Gibson returned to the School of Law in 1983 as an associate professor of law. She became a professor of law in 1988 and a Burton Craige Professor of Law in 1993. Gibson teaches courses in civil procedure, federal jurisdiction and bankruptcy. She was the recipient of the 1988 and 1991 McCall Awards for Teaching Excellence at the School of Law, and is a member of the National Bankruptcy Conference and the American College of Bankruptcy. In 2000 she was nominated by President Clinton to serve as a judge on the U.S. Courts of Appeals for the Fourth Circuit. The Senate adjourned without taking any action on her nomination. Since 2008 she has served as the reporter for the Advisory Committee on Bankruptcy Rules. She was selected for the position by Chief Justice John Roberts.
Jonathan M. Landers is a nationally recognized authority in bankruptcy and insolvency law. He graduated from Colgate University (Phi Beta Kappa) and from the Harvard Law School (magna cum laude, Harvard Law Review). He has broad experience in bankruptcy, insolvency, restructuring, financing transactions, purchase/sale of assets and bankruptcy and insolvency litigation matters, representing debtors, lenders and lending syndicates, large creditors, litigation trustees and defendants, and asset sellers and purchasers.
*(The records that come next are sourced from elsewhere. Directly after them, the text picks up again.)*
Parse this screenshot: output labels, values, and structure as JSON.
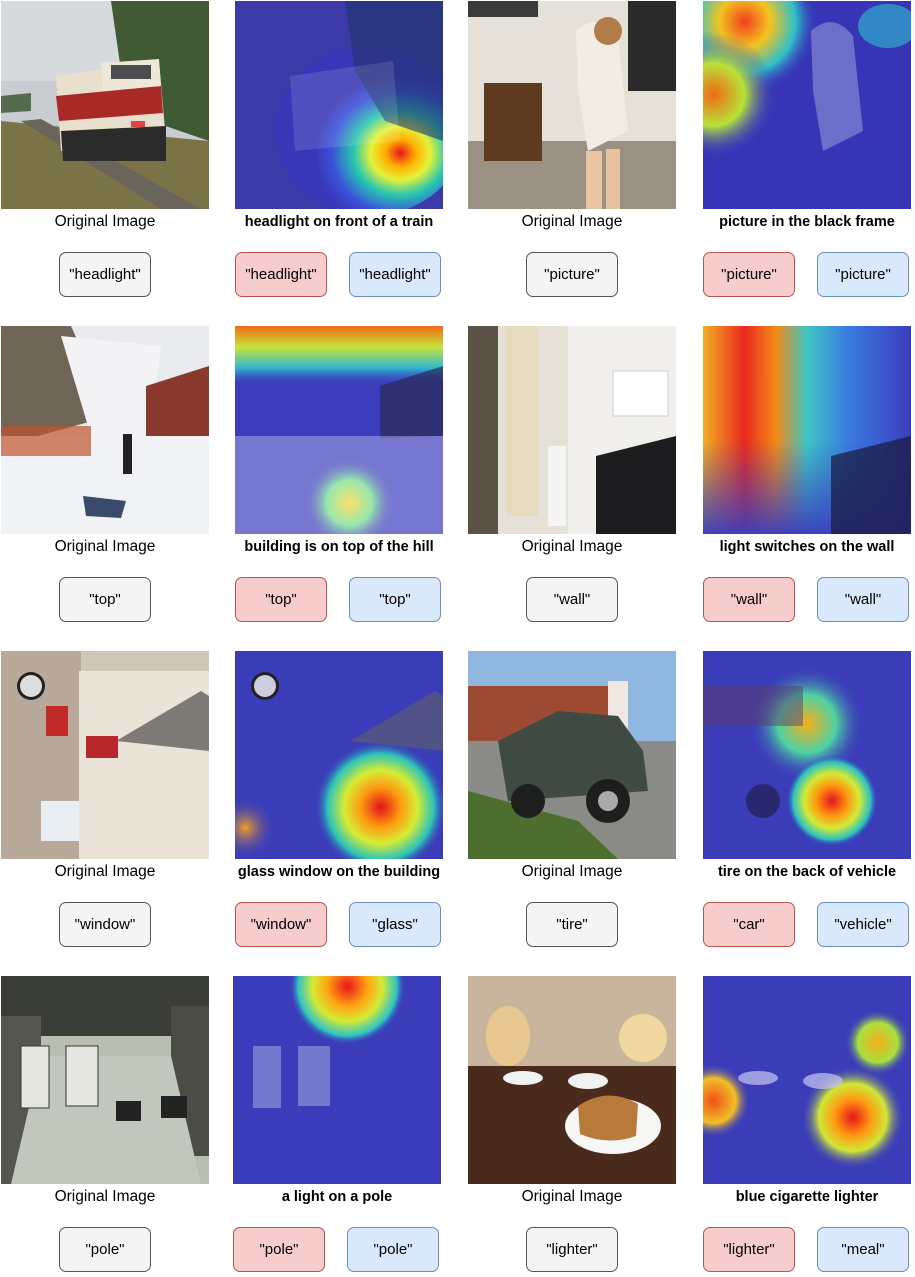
{
  "original_label": "Original Image",
  "rows": [
    {
      "left": {
        "caption": "headlight on front of a train",
        "query": "\"headlight\"",
        "pred_red": "\"headlight\"",
        "pred_blue": "\"headlight\""
      },
      "right": {
        "caption": "picture in the black frame",
        "query": "\"picture\"",
        "pred_red": "\"picture\"",
        "pred_blue": "\"picture\""
      }
    },
    {
      "left": {
        "caption": "building is on top of the hill",
        "query": "\"top\"",
        "pred_red": "\"top\"",
        "pred_blue": "\"top\""
      },
      "right": {
        "caption": "light switches on the wall",
        "query": "\"wall\"",
        "pred_red": "\"wall\"",
        "pred_blue": "\"wall\""
      }
    },
    {
      "left": {
        "caption": "glass window on the building",
        "query": "\"window\"",
        "pred_red": "\"window\"",
        "pred_blue": "\"glass\""
      },
      "right": {
        "caption": "tire on the back of vehicle",
        "query": "\"tire\"",
        "pred_red": "\"car\"",
        "pred_blue": "\"vehicle\""
      }
    },
    {
      "left": {
        "caption": "a light on a pole",
        "query": "\"pole\"",
        "pred_red": "\"pole\"",
        "pred_blue": "\"pole\""
      },
      "right": {
        "caption": "blue cigarette lighter",
        "query": "\"lighter\"",
        "pred_red": "\"lighter\"",
        "pred_blue": "\"meal\""
      }
    }
  ],
  "colors": {
    "query_fill": "#f4f4f4",
    "query_border": "#555555",
    "red_fill": "#f7cccc",
    "red_border": "#b85450",
    "blue_fill": "#dae8fc",
    "blue_border": "#6c8ebf"
  }
}
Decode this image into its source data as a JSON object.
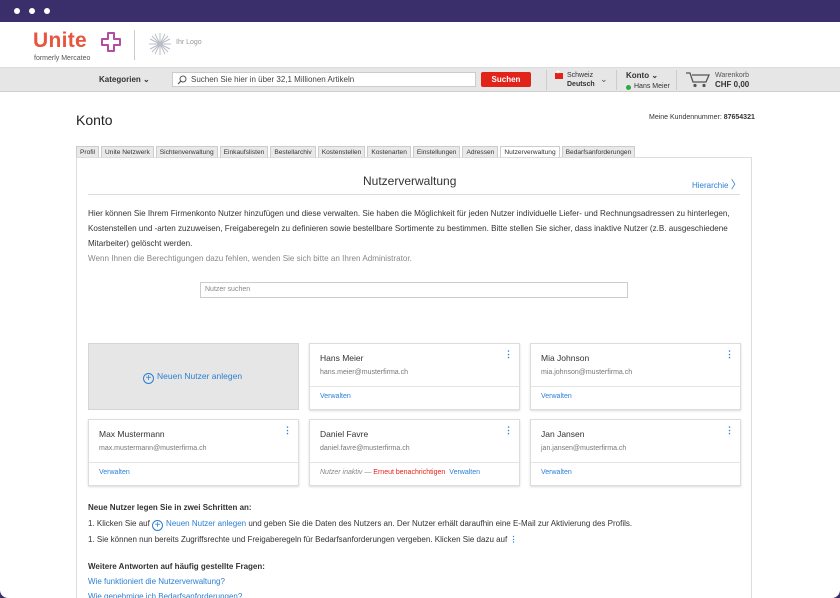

He has served as lead counsel for clients in numerous matters including BostonGen (Committee), Strauss Auto (Debtor as litigation plaintiff), Hoop (Disney Stores -- Debtor), Odyssey Group (North Face and Head Sportswear -- Debtor), Insilco (Lending Group), Champion Homebuilders (Committee as litigation plaintiff), Finova (Debtor), Enron (large creditor), Adelphia (large creditor/agent), Placid Oil (large lender), Penrod (large lender), Greyhound (contract party), and Bergner (contract party). His clients have included Wells Fargo Bank, Dial Corporation, Merrill Lynch, and Citibank (in the bankruptcy of a number of major US law firms, most recently, Heller Ehrman, Thelen and Brobeck).
Mr. Landers is the co-author of three books and more than 30 published articles on bankruptcy, creditors' rights and civil procedure, a former partner for 23 years with Gibson, Dunn & Crutcher, LLP, a former professor/visiting professor at the Universities of Chicago, California, Illinois, San Francisco and Kansas, a frequent speaker at legal education institutes, one of 65 members of the National Bankruptcy Conference and a member of American College of Bankruptcy (founding class), and has been recognized repeatedly in New York Super Lawyers and Best Lawyers in America.